EXERCISE BRIEF -
In your answer, print each of the records below exactly.

Data about app and page elements
****

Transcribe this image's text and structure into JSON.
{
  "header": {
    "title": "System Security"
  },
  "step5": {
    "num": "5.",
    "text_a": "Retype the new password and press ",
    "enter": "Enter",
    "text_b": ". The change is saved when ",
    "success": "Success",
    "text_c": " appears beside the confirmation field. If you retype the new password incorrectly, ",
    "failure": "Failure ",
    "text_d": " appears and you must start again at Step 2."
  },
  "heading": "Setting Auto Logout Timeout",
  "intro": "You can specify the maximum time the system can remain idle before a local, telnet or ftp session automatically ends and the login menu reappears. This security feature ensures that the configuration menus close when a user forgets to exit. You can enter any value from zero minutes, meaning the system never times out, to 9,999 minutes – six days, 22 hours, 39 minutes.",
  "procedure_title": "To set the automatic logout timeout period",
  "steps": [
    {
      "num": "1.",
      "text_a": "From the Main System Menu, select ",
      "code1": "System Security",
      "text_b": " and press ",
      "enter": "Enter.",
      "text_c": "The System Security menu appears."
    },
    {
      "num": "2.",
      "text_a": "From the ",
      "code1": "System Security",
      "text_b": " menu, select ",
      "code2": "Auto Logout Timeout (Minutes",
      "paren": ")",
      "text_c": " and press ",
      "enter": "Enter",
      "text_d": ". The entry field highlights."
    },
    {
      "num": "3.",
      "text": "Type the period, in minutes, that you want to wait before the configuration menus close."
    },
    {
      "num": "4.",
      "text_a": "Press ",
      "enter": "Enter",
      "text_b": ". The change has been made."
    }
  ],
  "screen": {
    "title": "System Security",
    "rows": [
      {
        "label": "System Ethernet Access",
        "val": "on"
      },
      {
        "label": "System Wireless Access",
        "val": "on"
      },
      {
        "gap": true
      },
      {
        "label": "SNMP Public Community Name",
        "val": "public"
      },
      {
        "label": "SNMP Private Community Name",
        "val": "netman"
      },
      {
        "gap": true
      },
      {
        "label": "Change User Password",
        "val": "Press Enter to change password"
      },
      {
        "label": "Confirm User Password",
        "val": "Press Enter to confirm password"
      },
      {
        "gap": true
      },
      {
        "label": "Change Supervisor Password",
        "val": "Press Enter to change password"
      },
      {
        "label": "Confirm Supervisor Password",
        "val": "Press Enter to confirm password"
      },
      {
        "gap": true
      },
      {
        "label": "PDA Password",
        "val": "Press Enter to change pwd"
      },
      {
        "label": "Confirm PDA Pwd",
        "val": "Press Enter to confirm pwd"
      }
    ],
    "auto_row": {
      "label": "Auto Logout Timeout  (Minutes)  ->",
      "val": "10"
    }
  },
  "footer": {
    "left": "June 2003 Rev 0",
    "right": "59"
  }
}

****

RESULT BELOW -
Transcribe this image's text and structure into JSON.
{
  "header": {
    "title": "System Security"
  },
  "step5": {
    "num": "5.",
    "text_a": "Retype the new password and press ",
    "enter": "Enter",
    "text_b": ". The change is saved when ",
    "success": "Success",
    "text_c": " appears beside the confirmation field. If you retype the new password incorrectly, ",
    "failure": "Failure ",
    "text_d": " appears and you must start again at Step 2."
  },
  "heading": "Setting Auto Logout Timeout",
  "intro": "You can specify the maximum time the system can remain idle before a local, telnet or ftp session automatically ends and the login menu reappears. This security feature ensures that the configuration menus close when a user forgets to exit. You can enter any value from zero minutes, meaning the system never times out, to 9,999 minutes – six days, 22 hours, 39 minutes.",
  "procedure_title": "To set the automatic logout timeout period",
  "steps": [
    {
      "num": "1.",
      "text_a": "From the Main System Menu, select ",
      "code1": "System Security",
      "text_b": " and press ",
      "enter": "Enter.",
      "text_c": "The System Security menu appears."
    },
    {
      "num": "2.",
      "text_a": "From the ",
      "code1": "System Security",
      "text_b": " menu, select ",
      "code2": "Auto Logout Timeout (Minutes",
      "paren": ")",
      "text_c": " and press ",
      "enter": "Enter",
      "text_d": ". The entry field highlights."
    },
    {
      "num": "3.",
      "text": "Type the period, in minutes, that you want to wait before the configuration menus close."
    },
    {
      "num": "4.",
      "text_a": "Press ",
      "enter": "Enter",
      "text_b": ". The change has been made."
    }
  ],
  "screen": {
    "title": "System Security",
    "rows": [
      {
        "label": "System Ethernet Access",
        "val": "on"
      },
      {
        "label": "System Wireless Access",
        "val": "on"
      },
      {
        "gap": true
      },
      {
        "label": "SNMP Public Community Name",
        "val": "public"
      },
      {
        "label": "SNMP Private Community Name",
        "val": "netman"
      },
      {
        "gap": true
      },
      {
        "label": "Change User Password",
        "val": "Press Enter to change password"
      },
      {
        "label": "Confirm User Password",
        "val": "Press Enter to confirm password"
      },
      {
        "gap": true
      },
      {
        "label": "Change Supervisor Password",
        "val": "Press Enter to change password"
      },
      {
        "label": "Confirm Supervisor Password",
        "val": "Press Enter to confirm password"
      },
      {
        "gap": true
      },
      {
        "label": "PDA Password",
        "val": "Press Enter to change pwd"
      },
      {
        "label": "Confirm PDA Pwd",
        "val": "Press Enter to confirm pwd"
      }
    ],
    "auto_row": {
      "label": "Auto Logout Timeout  (Minutes)  ->",
      "val": "10"
    }
  },
  "footer": {
    "left": "June 2003 Rev 0",
    "right": "59"
  }
}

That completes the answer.